Top of DATA
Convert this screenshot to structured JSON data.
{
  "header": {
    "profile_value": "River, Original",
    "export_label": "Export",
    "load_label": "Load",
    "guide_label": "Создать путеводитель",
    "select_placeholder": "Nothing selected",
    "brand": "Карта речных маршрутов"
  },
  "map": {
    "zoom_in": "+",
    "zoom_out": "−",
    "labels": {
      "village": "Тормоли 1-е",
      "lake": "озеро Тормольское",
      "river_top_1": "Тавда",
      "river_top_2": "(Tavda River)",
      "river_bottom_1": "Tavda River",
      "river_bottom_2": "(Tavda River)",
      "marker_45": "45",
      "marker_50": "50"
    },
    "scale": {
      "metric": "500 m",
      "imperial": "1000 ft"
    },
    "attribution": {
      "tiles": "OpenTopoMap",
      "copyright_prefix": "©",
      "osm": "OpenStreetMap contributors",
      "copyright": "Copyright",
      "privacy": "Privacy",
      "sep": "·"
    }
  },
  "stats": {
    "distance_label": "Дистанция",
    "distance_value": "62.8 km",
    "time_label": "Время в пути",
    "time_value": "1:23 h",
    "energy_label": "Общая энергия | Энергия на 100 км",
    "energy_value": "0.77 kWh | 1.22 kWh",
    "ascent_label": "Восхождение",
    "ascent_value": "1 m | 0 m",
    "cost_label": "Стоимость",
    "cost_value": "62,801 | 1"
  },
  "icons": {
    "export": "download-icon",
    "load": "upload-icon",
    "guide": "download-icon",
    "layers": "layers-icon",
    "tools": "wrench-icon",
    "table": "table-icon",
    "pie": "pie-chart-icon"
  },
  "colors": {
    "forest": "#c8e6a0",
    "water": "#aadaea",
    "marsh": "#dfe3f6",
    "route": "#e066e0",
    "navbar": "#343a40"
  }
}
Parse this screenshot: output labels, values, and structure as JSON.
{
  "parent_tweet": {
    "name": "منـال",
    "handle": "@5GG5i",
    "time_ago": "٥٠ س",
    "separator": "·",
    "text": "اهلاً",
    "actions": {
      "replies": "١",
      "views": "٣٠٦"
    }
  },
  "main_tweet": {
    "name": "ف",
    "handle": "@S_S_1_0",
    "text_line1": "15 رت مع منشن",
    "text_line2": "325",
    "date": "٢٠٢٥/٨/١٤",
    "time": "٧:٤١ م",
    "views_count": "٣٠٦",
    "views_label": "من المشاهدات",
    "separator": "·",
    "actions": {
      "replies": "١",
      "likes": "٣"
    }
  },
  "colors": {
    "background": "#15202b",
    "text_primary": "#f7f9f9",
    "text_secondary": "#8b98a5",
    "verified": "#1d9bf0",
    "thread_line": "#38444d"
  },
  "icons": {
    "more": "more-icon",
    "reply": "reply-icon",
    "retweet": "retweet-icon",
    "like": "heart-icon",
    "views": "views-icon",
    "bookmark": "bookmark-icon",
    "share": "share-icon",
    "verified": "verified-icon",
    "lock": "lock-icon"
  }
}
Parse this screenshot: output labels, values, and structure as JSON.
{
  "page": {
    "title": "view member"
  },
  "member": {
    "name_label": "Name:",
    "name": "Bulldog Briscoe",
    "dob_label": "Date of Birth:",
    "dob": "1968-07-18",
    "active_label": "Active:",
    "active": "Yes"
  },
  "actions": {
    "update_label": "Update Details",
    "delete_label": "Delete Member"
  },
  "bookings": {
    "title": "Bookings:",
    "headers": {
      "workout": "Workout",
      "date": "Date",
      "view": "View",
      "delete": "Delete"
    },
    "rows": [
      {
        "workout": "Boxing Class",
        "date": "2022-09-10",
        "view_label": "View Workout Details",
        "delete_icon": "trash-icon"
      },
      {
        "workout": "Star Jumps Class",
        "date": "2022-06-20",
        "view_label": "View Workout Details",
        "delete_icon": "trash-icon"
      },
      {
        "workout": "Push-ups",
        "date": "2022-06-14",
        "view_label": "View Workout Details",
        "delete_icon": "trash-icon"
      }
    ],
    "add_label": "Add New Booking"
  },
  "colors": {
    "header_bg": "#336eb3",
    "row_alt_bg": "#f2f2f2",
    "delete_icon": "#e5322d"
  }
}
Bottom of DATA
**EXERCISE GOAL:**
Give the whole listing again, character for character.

**WRITTEN SOLUTION:**
Convert this screenshot to structured JSON data.
{
  "header": {
    "profile_value": "River, Original",
    "export_label": "Export",
    "load_label": "Load",
    "guide_label": "Создать путеводитель",
    "select_placeholder": "Nothing selected",
    "brand": "Карта речных маршрутов"
  },
  "map": {
    "zoom_in": "+",
    "zoom_out": "−",
    "labels": {
      "village": "Тормоли 1-е",
      "lake": "озеро Тормольское",
      "river_top_1": "Тавда",
      "river_top_2": "(Tavda River)",
      "river_bottom_1": "Tavda River",
      "river_bottom_2": "(Tavda River)",
      "marker_45": "45",
      "marker_50": "50"
    },
    "scale": {
      "metric": "500 m",
      "imperial": "1000 ft"
    },
    "attribution": {
      "tiles": "OpenTopoMap",
      "copyright_prefix": "©",
      "osm": "OpenStreetMap contributors",
      "copyright": "Copyright",
      "privacy": "Privacy",
      "sep": "·"
    }
  },
  "stats": {
    "distance_label": "Дистанция",
    "distance_value": "62.8 km",
    "time_label": "Время в пути",
    "time_value": "1:23 h",
    "energy_label": "Общая энергия | Энергия на 100 км",
    "energy_value": "0.77 kWh | 1.22 kWh",
    "ascent_label": "Восхождение",
    "ascent_value": "1 m | 0 m",
    "cost_label": "Стоимость",
    "cost_value": "62,801 | 1"
  },
  "icons": {
    "export": "download-icon",
    "load": "upload-icon",
    "guide": "download-icon",
    "layers": "layers-icon",
    "tools": "wrench-icon",
    "table": "table-icon",
    "pie": "pie-chart-icon"
  },
  "colors": {
    "forest": "#c8e6a0",
    "water": "#aadaea",
    "marsh": "#dfe3f6",
    "route": "#e066e0",
    "navbar": "#343a40"
  }
}
Parse this screenshot: output labels, values, and structure as JSON.
{
  "parent_tweet": {
    "name": "منـال",
    "handle": "@5GG5i",
    "time_ago": "٥٠ س",
    "separator": "·",
    "text": "اهلاً",
    "actions": {
      "replies": "١",
      "views": "٣٠٦"
    }
  },
  "main_tweet": {
    "name": "ف",
    "handle": "@S_S_1_0",
    "text_line1": "15 رت مع منشن",
    "text_line2": "325",
    "date": "٢٠٢٥/٨/١٤",
    "time": "٧:٤١ م",
    "views_count": "٣٠٦",
    "views_label": "من المشاهدات",
    "separator": "·",
    "actions": {
      "replies": "١",
      "likes": "٣"
    }
  },
  "colors": {
    "background": "#15202b",
    "text_primary": "#f7f9f9",
    "text_secondary": "#8b98a5",
    "verified": "#1d9bf0",
    "thread_line": "#38444d"
  },
  "icons": {
    "more": "more-icon",
    "reply": "reply-icon",
    "retweet": "retweet-icon",
    "like": "heart-icon",
    "views": "views-icon",
    "bookmark": "bookmark-icon",
    "share": "share-icon",
    "verified": "verified-icon",
    "lock": "lock-icon"
  }
}
Parse this screenshot: output labels, values, and structure as JSON.
{
  "page": {
    "title": "view member"
  },
  "member": {
    "name_label": "Name:",
    "name": "Bulldog Briscoe",
    "dob_label": "Date of Birth:",
    "dob": "1968-07-18",
    "active_label": "Active:",
    "active": "Yes"
  },
  "actions": {
    "update_label": "Update Details",
    "delete_label": "Delete Member"
  },
  "bookings": {
    "title": "Bookings:",
    "headers": {
      "workout": "Workout",
      "date": "Date",
      "view": "View",
      "delete": "Delete"
    },
    "rows": [
      {
        "workout": "Boxing Class",
        "date": "2022-09-10",
        "view_label": "View Workout Details",
        "delete_icon": "trash-icon"
      },
      {
        "workout": "Star Jumps Class",
        "date": "2022-06-20",
        "view_label": "View Workout Details",
        "delete_icon": "trash-icon"
      },
      {
        "workout": "Push-ups",
        "date": "2022-06-14",
        "view_label": "View Workout Details",
        "delete_icon": "trash-icon"
      }
    ],
    "add_label": "Add New Booking"
  },
  "colors": {
    "header_bg": "#336eb3",
    "row_alt_bg": "#f2f2f2",
    "delete_icon": "#e5322d"
  }
}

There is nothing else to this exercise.